Read the full survey results:

Subscribe

Subscribe to IEMA's newsletters to receive timely articles, expert opinions, event announcements, and much more, directly in your inbox.


Transform articles

Fake news

Disinformation about the impossibility of averting the climate crisis is part of an alarming turn in denialist tactics, writes David Burrows

6th June 2024

Read more

Rivers and waterways across England and Wales are increasingly polluted by sewage spills. What is causing the crisis and what is being done to tackle it? Huw Morris reports

31st May 2024

Read more

In January, the Welsh government consulted on a proposed white paper, 'Securing a Sustainable Future: Environmental Principles, Governance and Biodiversity Targets for a Greener Wales'.

31st May 2024

Read more

Gillian Gibson calls for urgent action to avoid environmental tipping points

20th May 2024

Read more

Support for net zero remains high across the UK and the EU, but the majority of citizens don't believe that major emitters and governments will reach their climate targets in time.

16th May 2024

Read more

Media enquires

Looking for an expert to speak at an event or comment on an item in the news?

Find an expert

IEMA Cookie Notice

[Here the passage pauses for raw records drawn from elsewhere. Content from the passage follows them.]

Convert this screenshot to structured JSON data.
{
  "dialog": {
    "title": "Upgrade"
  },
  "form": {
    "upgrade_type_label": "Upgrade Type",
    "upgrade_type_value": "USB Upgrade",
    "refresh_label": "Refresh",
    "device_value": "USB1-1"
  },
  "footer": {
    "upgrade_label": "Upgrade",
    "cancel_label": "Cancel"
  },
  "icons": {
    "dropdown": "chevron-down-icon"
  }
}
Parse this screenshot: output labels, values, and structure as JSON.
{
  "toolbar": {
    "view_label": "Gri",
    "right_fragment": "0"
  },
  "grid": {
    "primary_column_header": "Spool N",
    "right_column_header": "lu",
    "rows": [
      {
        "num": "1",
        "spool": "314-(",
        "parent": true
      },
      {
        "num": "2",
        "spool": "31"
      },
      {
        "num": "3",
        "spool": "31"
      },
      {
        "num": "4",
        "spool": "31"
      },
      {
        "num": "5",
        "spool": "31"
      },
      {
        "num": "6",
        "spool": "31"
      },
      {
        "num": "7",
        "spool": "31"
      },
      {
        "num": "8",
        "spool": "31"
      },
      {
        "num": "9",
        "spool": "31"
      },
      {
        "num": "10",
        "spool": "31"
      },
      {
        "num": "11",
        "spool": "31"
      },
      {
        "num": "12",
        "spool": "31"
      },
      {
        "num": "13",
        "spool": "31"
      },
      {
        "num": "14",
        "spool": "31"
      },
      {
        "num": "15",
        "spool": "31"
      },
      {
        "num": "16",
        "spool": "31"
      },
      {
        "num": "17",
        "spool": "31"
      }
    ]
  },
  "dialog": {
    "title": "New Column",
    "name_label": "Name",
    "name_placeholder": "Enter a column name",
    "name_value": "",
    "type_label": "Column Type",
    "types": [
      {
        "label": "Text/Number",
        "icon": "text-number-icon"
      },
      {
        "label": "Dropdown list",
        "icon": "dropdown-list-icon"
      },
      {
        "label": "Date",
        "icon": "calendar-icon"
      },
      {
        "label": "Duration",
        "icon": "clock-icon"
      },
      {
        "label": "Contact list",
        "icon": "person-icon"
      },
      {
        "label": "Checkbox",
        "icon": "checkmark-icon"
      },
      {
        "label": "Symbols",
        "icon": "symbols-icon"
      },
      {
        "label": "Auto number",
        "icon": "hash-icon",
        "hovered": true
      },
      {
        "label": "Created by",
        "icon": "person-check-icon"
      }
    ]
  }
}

Clicking the ‘Accept all’ button means you are accepting analytics and third-party cookies. Our website uses necessary cookies which are required in order to make our website work. In addition to these, we use analytics and third-party cookies to optimise site functionality and give you the best possible experience. To control which cookies are set, click ‘Settings’. To learn more about cookies, how we use them on our website and how to change your cookie settings please view our cookie policy.

Manage cookie settings

Our use of cookies

You can learn more detailed information in our cookie policy.

Some cookies are essential, but non-essential cookies help us to improve the experience on our site by providing insights into how the site is being used. To maintain privacy management, this relies on cookie identifiers. Resetting or deleting your browser cookies will reset these preferences.

Essential cookies

These are cookies that are required for the operation of our website. They include, for example, cookies that enable you to log into secure areas of our website.

Analytics cookies

These cookies allow us to recognise and count the number of visitors to our website and to see how visitors move around our website when they are using it. This helps us to improve the way our website works.

Advertising cookies

These cookies allow us to tailor advertising to you based on your interests. If you do not accept these cookies, you will still see adverts, but these will be more generic.

Save and close